Symptoms of encephalopathy can be in the form of changes in mental conditions, including loss of concentration, impaired coordination of movement, and loss of ability to solve problems or make decisions. In addition to mental changes, encephalopathy can cause neurological symptoms, including:
- Twitching body parts.
- Difficulty swallowing or speaking.
- Muscle weakness in one limb.
- Decreased consciousness, ranging from looking drowsy to coma.
Causes of Encephalopathy
The following are conditions that can cause encephalopathy:
- Lack of oxygen supply to the brain, for example due to infection or lack of blood.
- Electrolyte disturbance.
- Blood pressure that is too low or too high.
- Poisoning or drug side effects.
- Liver disease, including jaundice.
- Head injury.
- Kidney failure.
- Hashimoto's disease.
- Glycine protein that is too high in the brain, due to a genetic disorder.
- Vitamin B1 deficiency triggered by alcoholism (Wernicke-Korsakoff syndrome).
- Lyme disease.
- Mad cow disease.
Doctors will declare a patient has encephalopathy through the symptoms that appear. To find the cause, the doctor will ask for a previous medical history, plus a physical examination, including blood pressure checks. To further clarify, the patient requires further examination, it will be recommended to perform tests in the form of:
- Complete blood count, to detect infection and lack of blood.
- Culture of bacteria from a sample of blood or other body fluids, to detect the presence of infection.
- Blood gas analysis to determine the level of oxygen in the blood.
- Tests for toxic or drug levels in the blood.
- Blood chemistry test, to determine the level of electrolytes, sugar, and waste substances that should be processed or removed by the liver and kidneys.
- Liver and kidney function tests.

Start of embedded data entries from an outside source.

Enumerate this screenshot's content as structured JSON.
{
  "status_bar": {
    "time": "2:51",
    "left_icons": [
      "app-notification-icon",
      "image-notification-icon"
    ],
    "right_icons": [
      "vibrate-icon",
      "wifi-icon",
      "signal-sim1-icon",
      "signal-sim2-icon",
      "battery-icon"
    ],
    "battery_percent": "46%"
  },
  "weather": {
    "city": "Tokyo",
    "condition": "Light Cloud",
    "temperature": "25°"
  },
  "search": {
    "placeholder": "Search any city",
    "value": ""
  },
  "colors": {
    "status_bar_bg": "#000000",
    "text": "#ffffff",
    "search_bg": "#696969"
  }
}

- CT scan or MRI, to detect structural abnormalities of the brain.
- Doppler ultrasound of neck veins, to detect impaired blood flow to brain tissue

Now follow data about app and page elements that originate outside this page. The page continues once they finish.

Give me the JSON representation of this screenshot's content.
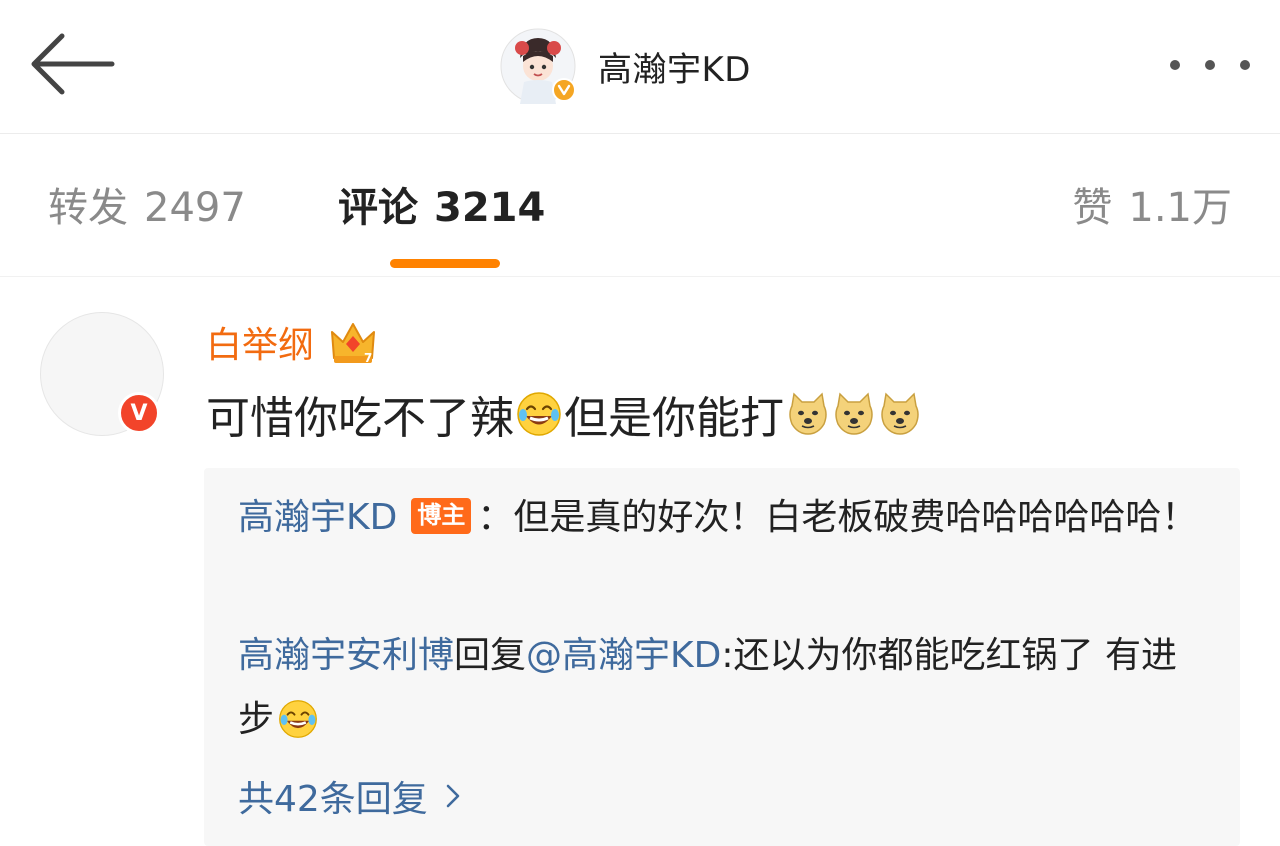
{
  "header": {
    "title": "高瀚宇KD",
    "back_icon": "back-arrow-icon",
    "more_icon": "more-dots-icon",
    "verified_color": "#f5a623"
  },
  "tabs": {
    "repost_label": "转发",
    "repost_count": "2497",
    "comment_label": "评论",
    "comment_count": "3214",
    "like_label": "赞",
    "like_count": "1.1万",
    "active": "comment",
    "indicator_color": "#ff8200"
  },
  "comment": {
    "user": "白举纲",
    "verified_badge": "V",
    "text_part1": "可惜你吃不了辣",
    "text_part2": "但是你能打",
    "emoji_laugh": "laugh-cry-emoji",
    "emoji_doge": "doge-emoji",
    "name_color": "#f26b10"
  },
  "replies": {
    "reply1_user": "高瀚宇KD",
    "reply1_badge": "博主",
    "reply1_text": "：但是真的好次！白老板破费哈哈哈哈哈哈！",
    "reply2_user": "高瀚宇安利博",
    "reply2_mid": "回复",
    "reply2_mention": "@高瀚宇KD",
    "reply2_text": ":还以为你都能吃红锅了 有进步",
    "more_label": "共42条回复",
    "link_color": "#3f6a9d"
  }
}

- Electroencephalography (EEG), to detect abnormalities of the brain's electrical waves.
Treatment for encephalopathy varies, depending on the cause, which can include:

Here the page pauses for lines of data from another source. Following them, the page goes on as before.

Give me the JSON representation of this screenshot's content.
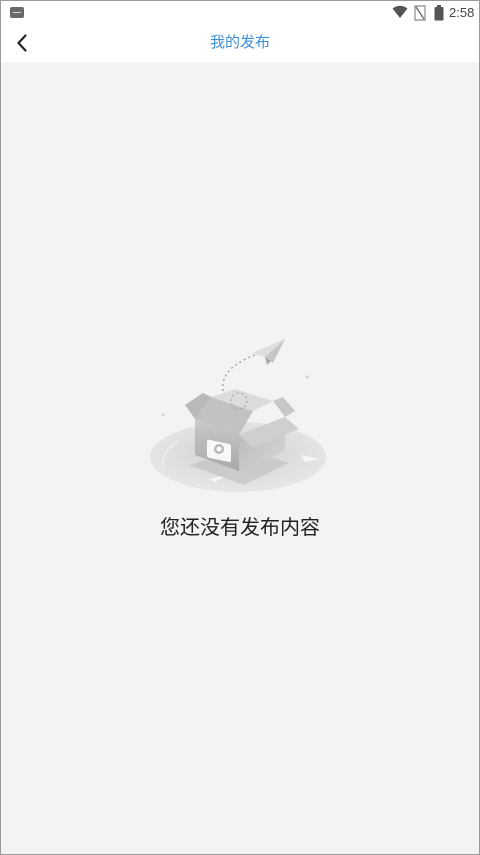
{
  "status_bar": {
    "time": "2:58",
    "icons": [
      "notification-icon",
      "wifi-icon",
      "no-signal-icon",
      "battery-icon"
    ]
  },
  "header": {
    "back_icon": "chevron-left-icon",
    "title": "我的发布",
    "title_color": "#3c8fd6"
  },
  "empty_state": {
    "illustration": "empty-box-with-paper-plane-icon",
    "message": "您还没有发布内容"
  },
  "colors": {
    "background": "#f3f3f3",
    "header_background": "#ffffff",
    "accent": "#3c8fd6"
  }
}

- Supplemental oxygen administration.
- Infusion of fluids, electrolytes, to additional nutrition.
- Lactulose drugs.
- Dialysis or kidney transplantation in uremic encephalopathy.
- Using drugs to increase or decrease blood pressure.
In addition to drugs, patients will also be adjusted to the type of food. Certain medical procedures, up to surgery can also be needed, such as dialysis to kidney transplantation in encephalopathy which causes kidney failure.
Some types of encephalopathy can still be prevented by taking simple steps. For example, encephalopathy caused by kidney failure can be prevented by adjusting a special diet for people with kidney disease. Or for patients who have already undergone dialysis, it is necessary to check with a kidney doctor regularly and remain consistent on dialysis.
For alcoholics, it is necessary to reduce the amount of consumption to avoid Wernicke-Korsakoff syndrome.